- What to produce
The entries that follow need to be reproduced exactly, minus any images.

^^^^

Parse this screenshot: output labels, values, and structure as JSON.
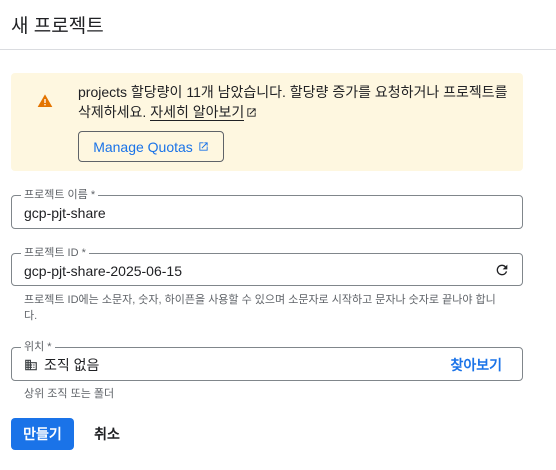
{
  "dialog": {
    "title": "새 프로젝트"
  },
  "warning": {
    "message": "projects 할당량이 11개 남았습니다. 할당량 증가를 요청하거나 프로젝트를 삭제하세요.",
    "learn_more": "자세히 알아보기",
    "manage_quotas": "Manage Quotas",
    "icon": "warning-icon",
    "icon_color": "#e37400",
    "background": "#fef7e0"
  },
  "fields": {
    "project_name": {
      "label": "프로젝트 이름 *",
      "value": "gcp-pjt-share"
    },
    "project_id": {
      "label": "프로젝트 ID *",
      "value": "gcp-pjt-share-2025-06-15",
      "hint": "프로젝트 ID에는 소문자, 숫자, 하이픈을 사용할 수 있으며 소문자로 시작하고 문자나 숫자로 끝나야 합니다."
    },
    "location": {
      "label": "위치 *",
      "value": "조직 없음",
      "browse": "찾아보기",
      "hint": "상위 조직 또는 폴더"
    }
  },
  "actions": {
    "create": "만들기",
    "cancel": "취소"
  },
  "colors": {
    "accent": "#1a73e8"
  }
}
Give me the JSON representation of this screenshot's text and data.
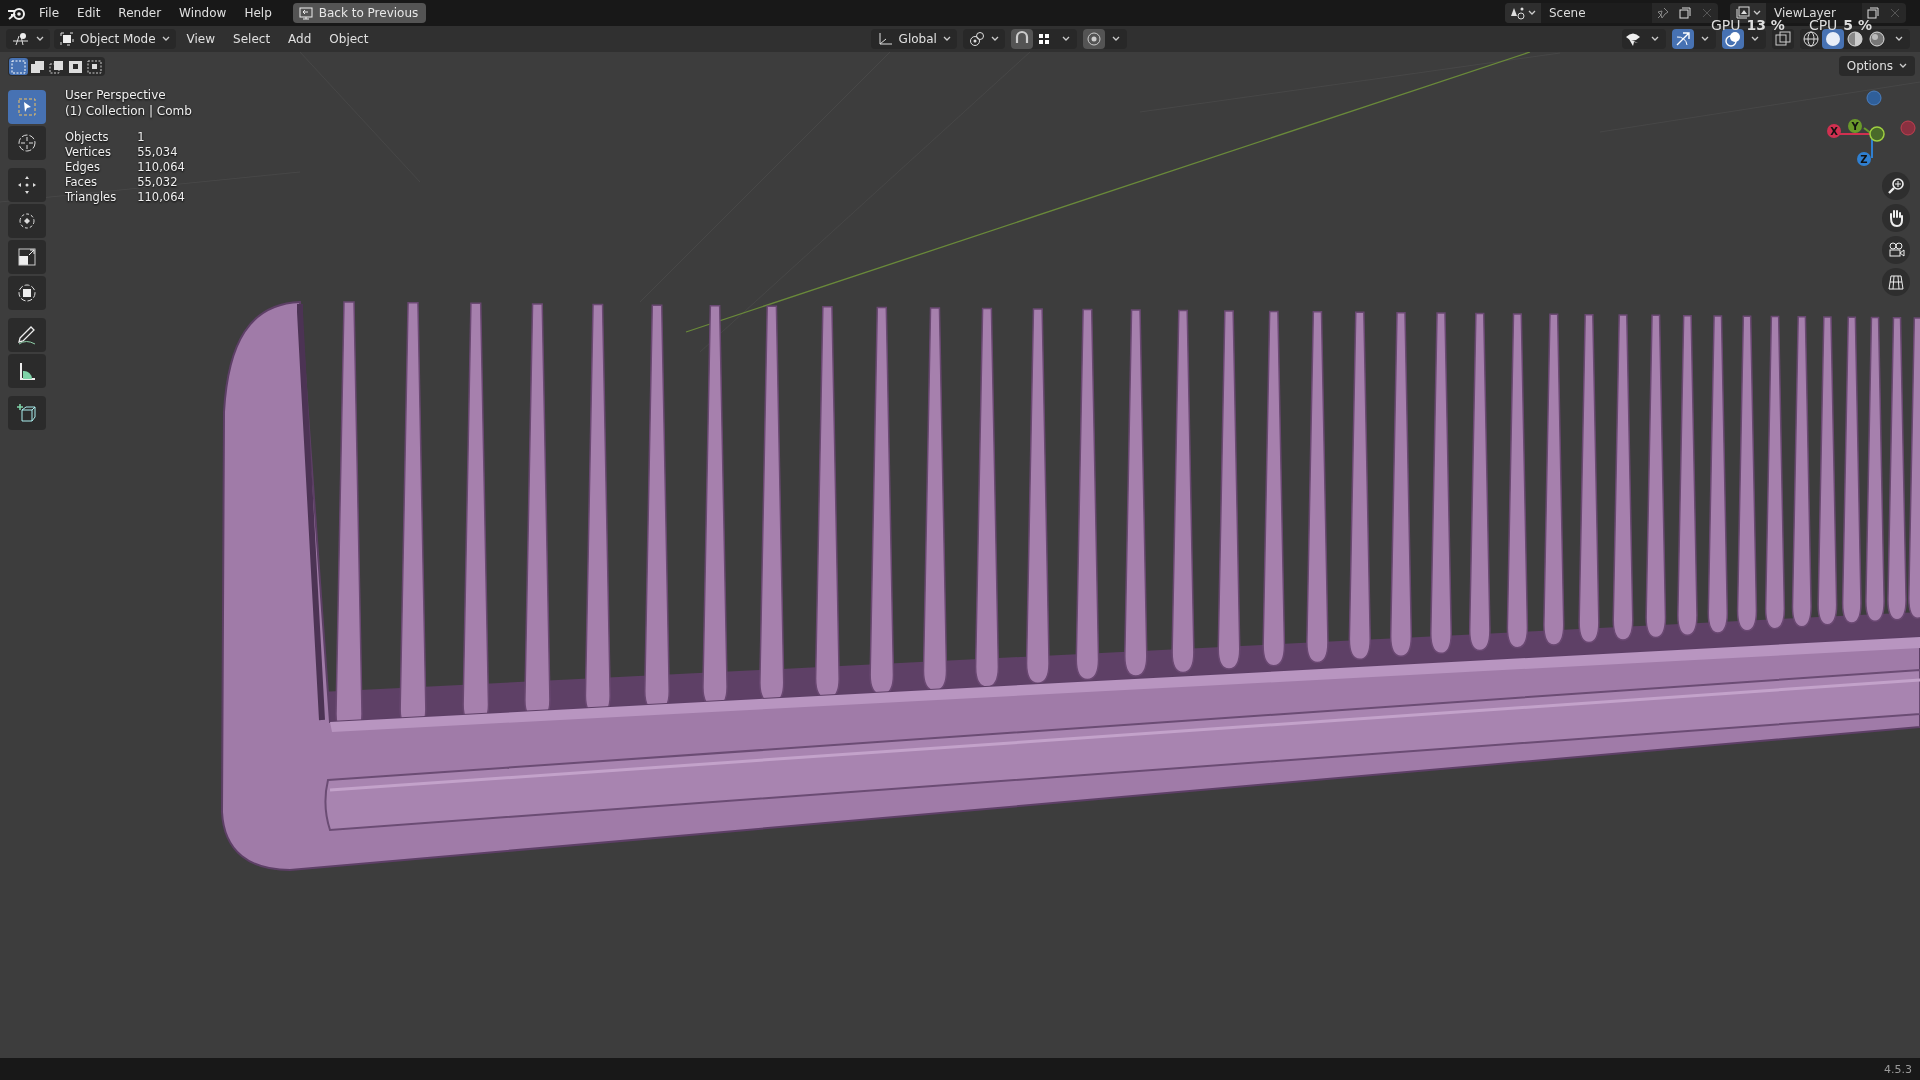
{
  "topbar": {
    "menus": [
      "File",
      "Edit",
      "Render",
      "Window",
      "Help"
    ],
    "back_button": "Back to Previous",
    "scene": "Scene",
    "view_layer": "ViewLayer"
  },
  "resource_monitor": [
    {
      "label": "GPU",
      "value": "13 %"
    },
    {
      "label": "CPU",
      "value": "5 %"
    }
  ],
  "header": {
    "mode": "Object Mode",
    "menus": [
      "View",
      "Select",
      "Add",
      "Object"
    ],
    "orientation": "Global",
    "toggles": [
      {
        "kind": "snap",
        "on": false
      },
      {
        "kind": "proportional",
        "on": false
      },
      {
        "kind": "gizmo",
        "on": true
      },
      {
        "kind": "overlay",
        "on": true
      },
      {
        "kind": "xray",
        "on": false
      }
    ],
    "shading": [
      {
        "kind": "wireframe",
        "selected": false
      },
      {
        "kind": "solid",
        "selected": true
      },
      {
        "kind": "material",
        "selected": false
      },
      {
        "kind": "rendered",
        "selected": false
      }
    ]
  },
  "select_modes": [
    {
      "kind": "new",
      "selected": true
    },
    {
      "kind": "extend",
      "selected": false
    },
    {
      "kind": "subtract",
      "selected": false
    },
    {
      "kind": "invert",
      "selected": false
    },
    {
      "kind": "intersect",
      "selected": false
    }
  ],
  "options_button": "Options",
  "tools": [
    {
      "kind": "select-box",
      "selected": true
    },
    {
      "kind": "cursor",
      "selected": false
    },
    {
      "kind": "move",
      "selected": false
    },
    {
      "kind": "rotate",
      "selected": false
    },
    {
      "kind": "scale",
      "selected": false
    },
    {
      "kind": "transform",
      "selected": false
    },
    {
      "kind": "annotate",
      "selected": false
    },
    {
      "kind": "measure",
      "selected": false
    },
    {
      "kind": "add-cube",
      "selected": false
    }
  ],
  "viewport": {
    "view_name": "User Perspective",
    "collection": "(1) Collection | Comb",
    "stats": [
      {
        "label": "Objects",
        "value": "1"
      },
      {
        "label": "Vertices",
        "value": "55,034"
      },
      {
        "label": "Edges",
        "value": "110,064"
      },
      {
        "label": "Faces",
        "value": "55,032"
      },
      {
        "label": "Triangles",
        "value": "110,064"
      }
    ]
  },
  "gizmo_axes": [
    "X",
    "Y",
    "Z"
  ],
  "nav_buttons": [
    {
      "kind": "zoom"
    },
    {
      "kind": "pan"
    },
    {
      "kind": "camera"
    },
    {
      "kind": "ortho"
    }
  ],
  "status_bar": {
    "version": "4.5.3"
  }
}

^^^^

- Solution to this task
Parse this screenshot: output labels, values, and structure as JSON.
{
  "dialog": {
    "title": "새 프로젝트"
  },
  "warning": {
    "message": "projects 할당량이 11개 남았습니다. 할당량 증가를 요청하거나 프로젝트를 삭제하세요.",
    "learn_more": "자세히 알아보기",
    "manage_quotas": "Manage Quotas",
    "icon": "warning-icon",
    "icon_color": "#e37400",
    "background": "#fef7e0"
  },
  "fields": {
    "project_name": {
      "label": "프로젝트 이름 *",
      "value": "gcp-pjt-share"
    },
    "project_id": {
      "label": "프로젝트 ID *",
      "value": "gcp-pjt-share-2025-06-15",
      "hint": "프로젝트 ID에는 소문자, 숫자, 하이픈을 사용할 수 있으며 소문자로 시작하고 문자나 숫자로 끝나야 합니다."
    },
    "location": {
      "label": "위치 *",
      "value": "조직 없음",
      "browse": "찾아보기",
      "hint": "상위 조직 또는 폴더"
    }
  },
  "actions": {
    "create": "만들기",
    "cancel": "취소"
  },
  "colors": {
    "accent": "#1a73e8"
  }
}
Give me the JSON representation of this screenshot's text and data.
{
  "topbar": {
    "menus": [
      "File",
      "Edit",
      "Render",
      "Window",
      "Help"
    ],
    "back_button": "Back to Previous",
    "scene": "Scene",
    "view_layer": "ViewLayer"
  },
  "resource_monitor": [
    {
      "label": "GPU",
      "value": "13 %"
    },
    {
      "label": "CPU",
      "value": "5 %"
    }
  ],
  "header": {
    "mode": "Object Mode",
    "menus": [
      "View",
      "Select",
      "Add",
      "Object"
    ],
    "orientation": "Global",
    "toggles": [
      {
        "kind": "snap",
        "on": false
      },
      {
        "kind": "proportional",
        "on": false
      },
      {
        "kind": "gizmo",
        "on": true
      },
      {
        "kind": "overlay",
        "on": true
      },
      {
        "kind": "xray",
        "on": false
      }
    ],
    "shading": [
      {
        "kind": "wireframe",
        "selected": false
      },
      {
        "kind": "solid",
        "selected": true
      },
      {
        "kind": "material",
        "selected": false
      },
      {
        "kind": "rendered",
        "selected": false
      }
    ]
  },
  "select_modes": [
    {
      "kind": "new",
      "selected": true
    },
    {
      "kind": "extend",
      "selected": false
    },
    {
      "kind": "subtract",
      "selected": false
    },
    {
      "kind": "invert",
      "selected": false
    },
    {
      "kind": "intersect",
      "selected": false
    }
  ],
  "options_button": "Options",
  "tools": [
    {
      "kind": "select-box",
      "selected": true
    },
    {
      "kind": "cursor",
      "selected": false
    },
    {
      "kind": "move",
      "selected": false
    },
    {
      "kind": "rotate",
      "selected": false
    },
    {
      "kind": "scale",
      "selected": false
    },
    {
      "kind": "transform",
      "selected": false
    },
    {
      "kind": "annotate",
      "selected": false
    },
    {
      "kind": "measure",
      "selected": false
    },
    {
      "kind": "add-cube",
      "selected": false
    }
  ],
  "viewport": {
    "view_name": "User Perspective",
    "collection": "(1) Collection | Comb",
    "stats": [
      {
        "label": "Objects",
        "value": "1"
      },
      {
        "label": "Vertices",
        "value": "55,034"
      },
      {
        "label": "Edges",
        "value": "110,064"
      },
      {
        "label": "Faces",
        "value": "55,032"
      },
      {
        "label": "Triangles",
        "value": "110,064"
      }
    ]
  },
  "gizmo_axes": [
    "X",
    "Y",
    "Z"
  ],
  "nav_buttons": [
    {
      "kind": "zoom"
    },
    {
      "kind": "pan"
    },
    {
      "kind": "camera"
    },
    {
      "kind": "ortho"
    }
  ],
  "status_bar": {
    "version": "4.5.3"
  }
}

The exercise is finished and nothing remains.